by Leonard A. Bellavia, Esq.
Endorsements by satisfied consumers or local celebrities can have a powerful impact on a business’s sales and market share. In the past, some businesses would post glowing comment cards, written by happy consumers, in conspicuous places. Others created “brag books” that sales associates could utilize as a tool to show prospective clients the positive feedback the business received from past and current consumers. The internet has become an extremely popular place for consumers to post endorsements or negative comments about all sorts of goods and services. Websites such as Yelp and Dealerrater.com are convenient places for consumers to publish and search for reviews of businesses. Google has upped the ante by listing reviews on a business’s Google Places page. When a consumer performs a search on Google that returns your business, the consumer will have access to reviews posted by other individuals. As you may imagine, it is important for a business to monitor these reviews and encourage consumers to submit endorsements online.
However, you must be very careful of how zealous you are in encouraging consumers to post endorsements of your products or your business.
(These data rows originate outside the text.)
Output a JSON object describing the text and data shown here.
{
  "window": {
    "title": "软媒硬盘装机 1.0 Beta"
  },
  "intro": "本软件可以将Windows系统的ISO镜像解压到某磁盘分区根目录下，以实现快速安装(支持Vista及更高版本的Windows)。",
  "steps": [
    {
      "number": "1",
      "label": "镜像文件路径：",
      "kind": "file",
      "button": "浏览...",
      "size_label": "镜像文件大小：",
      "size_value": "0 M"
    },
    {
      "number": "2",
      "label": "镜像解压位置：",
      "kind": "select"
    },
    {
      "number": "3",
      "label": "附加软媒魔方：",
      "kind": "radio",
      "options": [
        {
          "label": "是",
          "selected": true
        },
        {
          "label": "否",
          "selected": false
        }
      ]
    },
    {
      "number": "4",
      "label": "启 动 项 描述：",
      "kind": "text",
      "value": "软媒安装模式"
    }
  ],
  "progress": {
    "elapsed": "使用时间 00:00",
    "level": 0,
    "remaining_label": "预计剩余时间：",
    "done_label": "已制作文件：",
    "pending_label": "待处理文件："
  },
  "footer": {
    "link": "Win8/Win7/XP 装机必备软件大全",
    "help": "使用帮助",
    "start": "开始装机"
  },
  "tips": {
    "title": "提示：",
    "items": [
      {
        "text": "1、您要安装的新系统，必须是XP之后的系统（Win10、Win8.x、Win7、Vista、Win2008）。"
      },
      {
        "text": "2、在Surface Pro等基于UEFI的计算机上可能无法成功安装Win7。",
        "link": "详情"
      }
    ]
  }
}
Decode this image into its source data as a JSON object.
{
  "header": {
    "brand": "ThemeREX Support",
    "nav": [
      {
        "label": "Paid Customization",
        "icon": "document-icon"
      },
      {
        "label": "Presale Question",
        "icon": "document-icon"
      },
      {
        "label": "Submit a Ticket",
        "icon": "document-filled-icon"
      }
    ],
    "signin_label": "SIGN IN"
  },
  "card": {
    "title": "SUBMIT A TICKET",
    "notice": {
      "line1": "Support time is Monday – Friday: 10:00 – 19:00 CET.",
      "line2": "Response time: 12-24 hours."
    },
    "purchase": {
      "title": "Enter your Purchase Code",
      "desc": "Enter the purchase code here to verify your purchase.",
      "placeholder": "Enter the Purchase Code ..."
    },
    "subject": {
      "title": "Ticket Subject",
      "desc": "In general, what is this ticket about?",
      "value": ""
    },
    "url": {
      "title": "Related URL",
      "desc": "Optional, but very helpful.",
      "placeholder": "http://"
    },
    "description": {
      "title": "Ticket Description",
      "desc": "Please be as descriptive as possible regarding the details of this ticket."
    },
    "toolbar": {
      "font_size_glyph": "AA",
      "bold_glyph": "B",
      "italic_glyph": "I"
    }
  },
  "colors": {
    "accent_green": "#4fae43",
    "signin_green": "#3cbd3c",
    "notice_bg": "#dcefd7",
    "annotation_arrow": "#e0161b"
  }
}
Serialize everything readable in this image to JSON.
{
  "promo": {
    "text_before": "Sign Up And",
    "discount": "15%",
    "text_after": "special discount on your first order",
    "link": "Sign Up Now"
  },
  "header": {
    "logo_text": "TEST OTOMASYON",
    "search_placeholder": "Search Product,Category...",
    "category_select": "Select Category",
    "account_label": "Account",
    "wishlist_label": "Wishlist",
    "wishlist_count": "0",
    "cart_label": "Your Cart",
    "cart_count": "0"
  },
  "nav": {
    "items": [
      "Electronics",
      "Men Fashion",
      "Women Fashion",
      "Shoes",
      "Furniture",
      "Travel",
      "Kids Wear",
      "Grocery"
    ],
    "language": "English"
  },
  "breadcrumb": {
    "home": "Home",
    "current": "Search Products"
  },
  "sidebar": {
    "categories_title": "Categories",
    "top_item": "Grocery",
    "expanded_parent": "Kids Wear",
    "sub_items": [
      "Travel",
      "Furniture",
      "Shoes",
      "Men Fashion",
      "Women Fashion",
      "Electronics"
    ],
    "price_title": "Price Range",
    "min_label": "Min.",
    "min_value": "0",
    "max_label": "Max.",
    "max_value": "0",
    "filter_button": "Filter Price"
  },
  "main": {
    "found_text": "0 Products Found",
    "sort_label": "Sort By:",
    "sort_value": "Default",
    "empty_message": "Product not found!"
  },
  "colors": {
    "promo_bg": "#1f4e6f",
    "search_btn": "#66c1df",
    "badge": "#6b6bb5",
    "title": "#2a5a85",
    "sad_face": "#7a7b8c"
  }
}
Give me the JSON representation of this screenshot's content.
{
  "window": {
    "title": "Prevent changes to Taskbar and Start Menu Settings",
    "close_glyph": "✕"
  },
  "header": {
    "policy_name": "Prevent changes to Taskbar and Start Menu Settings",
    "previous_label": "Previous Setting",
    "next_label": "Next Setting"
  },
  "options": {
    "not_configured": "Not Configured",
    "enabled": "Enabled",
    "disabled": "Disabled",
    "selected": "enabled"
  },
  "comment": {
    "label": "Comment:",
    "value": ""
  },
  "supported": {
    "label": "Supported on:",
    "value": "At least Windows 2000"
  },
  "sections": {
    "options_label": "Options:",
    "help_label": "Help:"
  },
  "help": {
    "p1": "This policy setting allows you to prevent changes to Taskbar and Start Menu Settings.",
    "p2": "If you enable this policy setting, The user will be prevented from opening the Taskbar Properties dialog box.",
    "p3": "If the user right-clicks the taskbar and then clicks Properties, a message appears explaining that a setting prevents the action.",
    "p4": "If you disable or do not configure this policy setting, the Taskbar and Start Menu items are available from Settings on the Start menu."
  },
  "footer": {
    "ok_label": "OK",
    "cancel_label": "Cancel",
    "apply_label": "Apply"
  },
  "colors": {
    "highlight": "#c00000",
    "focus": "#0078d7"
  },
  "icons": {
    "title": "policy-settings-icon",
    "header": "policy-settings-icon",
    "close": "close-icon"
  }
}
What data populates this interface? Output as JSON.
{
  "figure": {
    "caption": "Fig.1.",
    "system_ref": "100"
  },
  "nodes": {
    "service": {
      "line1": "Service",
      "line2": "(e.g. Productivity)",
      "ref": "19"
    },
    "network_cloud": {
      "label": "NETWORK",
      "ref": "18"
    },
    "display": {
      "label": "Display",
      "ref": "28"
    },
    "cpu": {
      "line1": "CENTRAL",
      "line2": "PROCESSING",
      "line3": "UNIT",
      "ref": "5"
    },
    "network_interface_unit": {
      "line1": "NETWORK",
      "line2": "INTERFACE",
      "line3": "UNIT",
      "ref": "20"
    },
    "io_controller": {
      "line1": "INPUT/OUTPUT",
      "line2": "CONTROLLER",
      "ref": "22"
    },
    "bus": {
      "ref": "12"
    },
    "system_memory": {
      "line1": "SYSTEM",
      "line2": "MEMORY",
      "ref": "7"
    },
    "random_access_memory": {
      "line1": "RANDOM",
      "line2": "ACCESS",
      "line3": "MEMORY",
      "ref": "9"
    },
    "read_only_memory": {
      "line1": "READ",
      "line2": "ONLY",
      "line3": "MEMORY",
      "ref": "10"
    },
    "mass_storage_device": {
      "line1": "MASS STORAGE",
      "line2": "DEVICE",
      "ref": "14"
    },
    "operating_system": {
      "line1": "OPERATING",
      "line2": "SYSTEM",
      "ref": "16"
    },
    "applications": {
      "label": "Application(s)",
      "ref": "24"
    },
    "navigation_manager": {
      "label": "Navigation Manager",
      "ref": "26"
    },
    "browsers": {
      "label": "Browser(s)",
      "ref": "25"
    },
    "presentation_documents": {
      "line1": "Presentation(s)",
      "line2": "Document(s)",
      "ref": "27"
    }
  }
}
Some websites will remove listings that they believe are fraudulent. More important, you should understand that federal law prohibits certain activity regarding endorsements and reviews:
The revised Guides also add new examples to illustrate the long standing principle that “material connections” (sometimes payments or free products) between advertisers and endorsers – connections that consumers would not expect – must be disclosed [emphasis added].
According to the FTC, individuals, groups, and businesses can be “endorsers.”
So, what is a “material connection?” Suppose you contacted former consumers and asked them to post endorsements of your business on Yelp. In exchange, you promised to give each consumer a $50 gas card. Or suppose your business finds a popular local blogger and offers the blogger compensation for endorsing your business, or the products you sell, on his blog or anywhere else. The FTC would likely view these exchanges as material connections between your business and the endorsers. If material connections exist between your business and the endorser, the FTC requires full disclosure of this relationship. Full disclosure may be very difficult if not impossible to maintain on websites you cannot control, and material connections may violate the terms and service agreements of various websites where consumers may post their endorsements. Failure to disclose material connections means penalties for violating federal law.
You will need to determine whether you wish to solicit online endorsements of your business. Once you make this decision, the next step is to tailor your solicitation to comply with federal law.
Call us at 631-224-7000 so that we can help guide your business in creating processes that comply with the law while effectively soliciting endorsements online.